:: Entries shown ::
^^^^^^^^^^^^^^^^

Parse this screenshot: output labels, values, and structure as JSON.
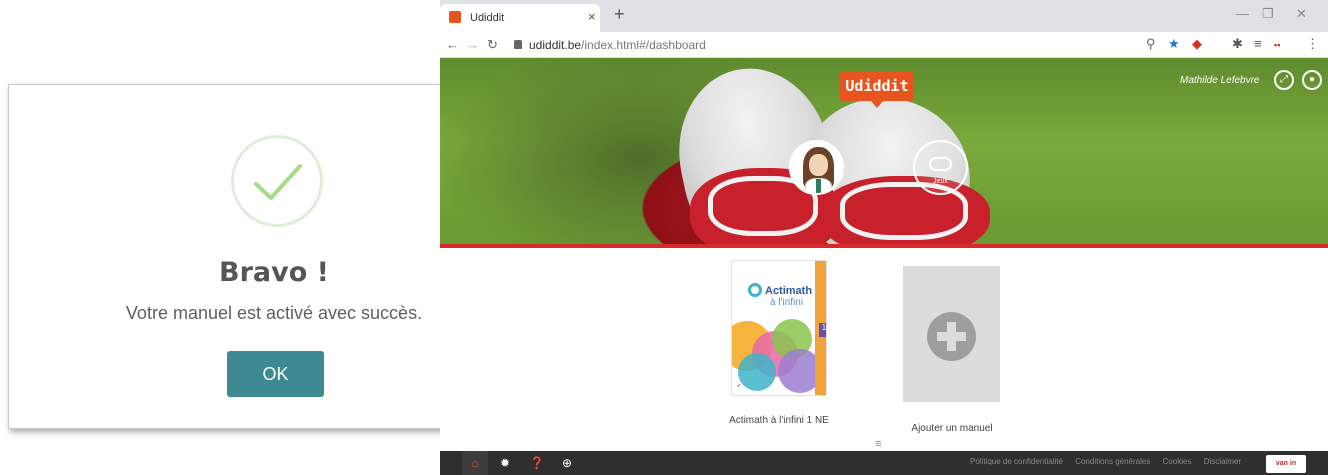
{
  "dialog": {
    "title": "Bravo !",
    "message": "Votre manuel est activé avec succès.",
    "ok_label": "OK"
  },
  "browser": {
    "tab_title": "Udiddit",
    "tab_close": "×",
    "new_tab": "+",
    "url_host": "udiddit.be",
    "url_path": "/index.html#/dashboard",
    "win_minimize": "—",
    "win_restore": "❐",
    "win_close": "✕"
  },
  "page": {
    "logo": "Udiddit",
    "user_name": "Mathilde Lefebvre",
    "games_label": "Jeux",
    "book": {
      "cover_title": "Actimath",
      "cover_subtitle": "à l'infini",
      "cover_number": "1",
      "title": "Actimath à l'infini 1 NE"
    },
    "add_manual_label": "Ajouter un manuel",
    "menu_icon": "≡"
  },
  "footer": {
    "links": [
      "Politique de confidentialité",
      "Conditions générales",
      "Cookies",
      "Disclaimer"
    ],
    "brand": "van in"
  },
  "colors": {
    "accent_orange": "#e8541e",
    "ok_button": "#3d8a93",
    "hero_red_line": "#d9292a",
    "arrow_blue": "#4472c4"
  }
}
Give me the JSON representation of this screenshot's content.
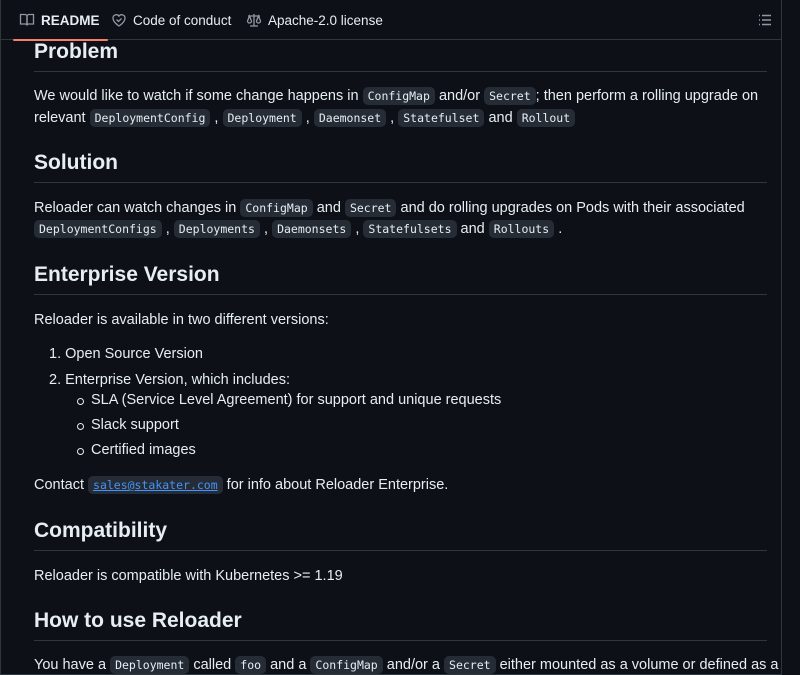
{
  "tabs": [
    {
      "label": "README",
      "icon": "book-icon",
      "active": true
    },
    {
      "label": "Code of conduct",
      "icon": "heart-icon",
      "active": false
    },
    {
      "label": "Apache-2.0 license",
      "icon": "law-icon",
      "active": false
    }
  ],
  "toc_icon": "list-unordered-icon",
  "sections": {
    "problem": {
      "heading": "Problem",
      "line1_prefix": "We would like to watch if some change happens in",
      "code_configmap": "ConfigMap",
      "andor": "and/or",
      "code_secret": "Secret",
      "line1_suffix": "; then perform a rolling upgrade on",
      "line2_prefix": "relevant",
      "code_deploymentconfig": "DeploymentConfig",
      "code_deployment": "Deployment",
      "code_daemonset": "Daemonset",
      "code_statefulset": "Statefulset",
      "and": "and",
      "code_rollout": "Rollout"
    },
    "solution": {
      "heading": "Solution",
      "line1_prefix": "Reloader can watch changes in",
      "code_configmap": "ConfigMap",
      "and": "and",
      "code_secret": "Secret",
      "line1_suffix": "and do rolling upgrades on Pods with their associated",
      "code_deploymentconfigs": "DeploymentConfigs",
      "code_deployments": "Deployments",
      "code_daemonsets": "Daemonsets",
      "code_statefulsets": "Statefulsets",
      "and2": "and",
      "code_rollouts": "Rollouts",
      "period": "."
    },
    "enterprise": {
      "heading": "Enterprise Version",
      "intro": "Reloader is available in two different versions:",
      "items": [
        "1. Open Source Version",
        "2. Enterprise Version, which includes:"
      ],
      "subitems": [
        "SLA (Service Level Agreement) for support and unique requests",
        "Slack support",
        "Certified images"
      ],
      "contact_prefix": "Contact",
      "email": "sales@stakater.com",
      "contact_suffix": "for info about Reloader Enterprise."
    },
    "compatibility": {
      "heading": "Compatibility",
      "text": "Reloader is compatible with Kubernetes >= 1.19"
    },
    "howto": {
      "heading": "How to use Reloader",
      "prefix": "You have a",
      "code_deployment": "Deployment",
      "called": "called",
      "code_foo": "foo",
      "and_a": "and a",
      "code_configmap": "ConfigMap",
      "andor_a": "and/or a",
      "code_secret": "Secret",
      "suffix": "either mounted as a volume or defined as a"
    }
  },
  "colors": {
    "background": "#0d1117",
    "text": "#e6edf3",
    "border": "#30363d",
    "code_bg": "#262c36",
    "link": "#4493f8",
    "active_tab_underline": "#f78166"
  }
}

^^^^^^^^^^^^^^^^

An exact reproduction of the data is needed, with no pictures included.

:: Result ::
Parse this screenshot: output labels, values, and structure as JSON.
{
  "dialog": {
    "title": "Bravo !",
    "message": "Votre manuel est activé avec succès.",
    "ok_label": "OK"
  },
  "browser": {
    "tab_title": "Udiddit",
    "tab_close": "×",
    "new_tab": "+",
    "url_host": "udiddit.be",
    "url_path": "/index.html#/dashboard",
    "win_minimize": "—",
    "win_restore": "❐",
    "win_close": "✕"
  },
  "page": {
    "logo": "Udiddit",
    "user_name": "Mathilde Lefebvre",
    "games_label": "Jeux",
    "book": {
      "cover_title": "Actimath",
      "cover_subtitle": "à l'infini",
      "cover_number": "1",
      "title": "Actimath à l'infini 1 NE"
    },
    "add_manual_label": "Ajouter un manuel",
    "menu_icon": "≡"
  },
  "footer": {
    "links": [
      "Politique de confidentialité",
      "Conditions générales",
      "Cookies",
      "Disclaimer"
    ],
    "brand": "van in"
  },
  "colors": {
    "accent_orange": "#e8541e",
    "ok_button": "#3d8a93",
    "hero_red_line": "#d9292a",
    "arrow_blue": "#4472c4"
  }
}
Give me the JSON representation of this screenshot's content.
{
  "tabs": [
    {
      "label": "README",
      "icon": "book-icon",
      "active": true
    },
    {
      "label": "Code of conduct",
      "icon": "heart-icon",
      "active": false
    },
    {
      "label": "Apache-2.0 license",
      "icon": "law-icon",
      "active": false
    }
  ],
  "toc_icon": "list-unordered-icon",
  "sections": {
    "problem": {
      "heading": "Problem",
      "line1_prefix": "We would like to watch if some change happens in",
      "code_configmap": "ConfigMap",
      "andor": "and/or",
      "code_secret": "Secret",
      "line1_suffix": "; then perform a rolling upgrade on",
      "line2_prefix": "relevant",
      "code_deploymentconfig": "DeploymentConfig",
      "code_deployment": "Deployment",
      "code_daemonset": "Daemonset",
      "code_statefulset": "Statefulset",
      "and": "and",
      "code_rollout": "Rollout"
    },
    "solution": {
      "heading": "Solution",
      "line1_prefix": "Reloader can watch changes in",
      "code_configmap": "ConfigMap",
      "and": "and",
      "code_secret": "Secret",
      "line1_suffix": "and do rolling upgrades on Pods with their associated",
      "code_deploymentconfigs": "DeploymentConfigs",
      "code_deployments": "Deployments",
      "code_daemonsets": "Daemonsets",
      "code_statefulsets": "Statefulsets",
      "and2": "and",
      "code_rollouts": "Rollouts",
      "period": "."
    },
    "enterprise": {
      "heading": "Enterprise Version",
      "intro": "Reloader is available in two different versions:",
      "items": [
        "1. Open Source Version",
        "2. Enterprise Version, which includes:"
      ],
      "subitems": [
        "SLA (Service Level Agreement) for support and unique requests",
        "Slack support",
        "Certified images"
      ],
      "contact_prefix": "Contact",
      "email": "sales@stakater.com",
      "contact_suffix": "for info about Reloader Enterprise."
    },
    "compatibility": {
      "heading": "Compatibility",
      "text": "Reloader is compatible with Kubernetes >= 1.19"
    },
    "howto": {
      "heading": "How to use Reloader",
      "prefix": "You have a",
      "code_deployment": "Deployment",
      "called": "called",
      "code_foo": "foo",
      "and_a": "and a",
      "code_configmap": "ConfigMap",
      "andor_a": "and/or a",
      "code_secret": "Secret",
      "suffix": "either mounted as a volume or defined as a"
    }
  },
  "colors": {
    "background": "#0d1117",
    "text": "#e6edf3",
    "border": "#30363d",
    "code_bg": "#262c36",
    "link": "#4493f8",
    "active_tab_underline": "#f78166"
  }
}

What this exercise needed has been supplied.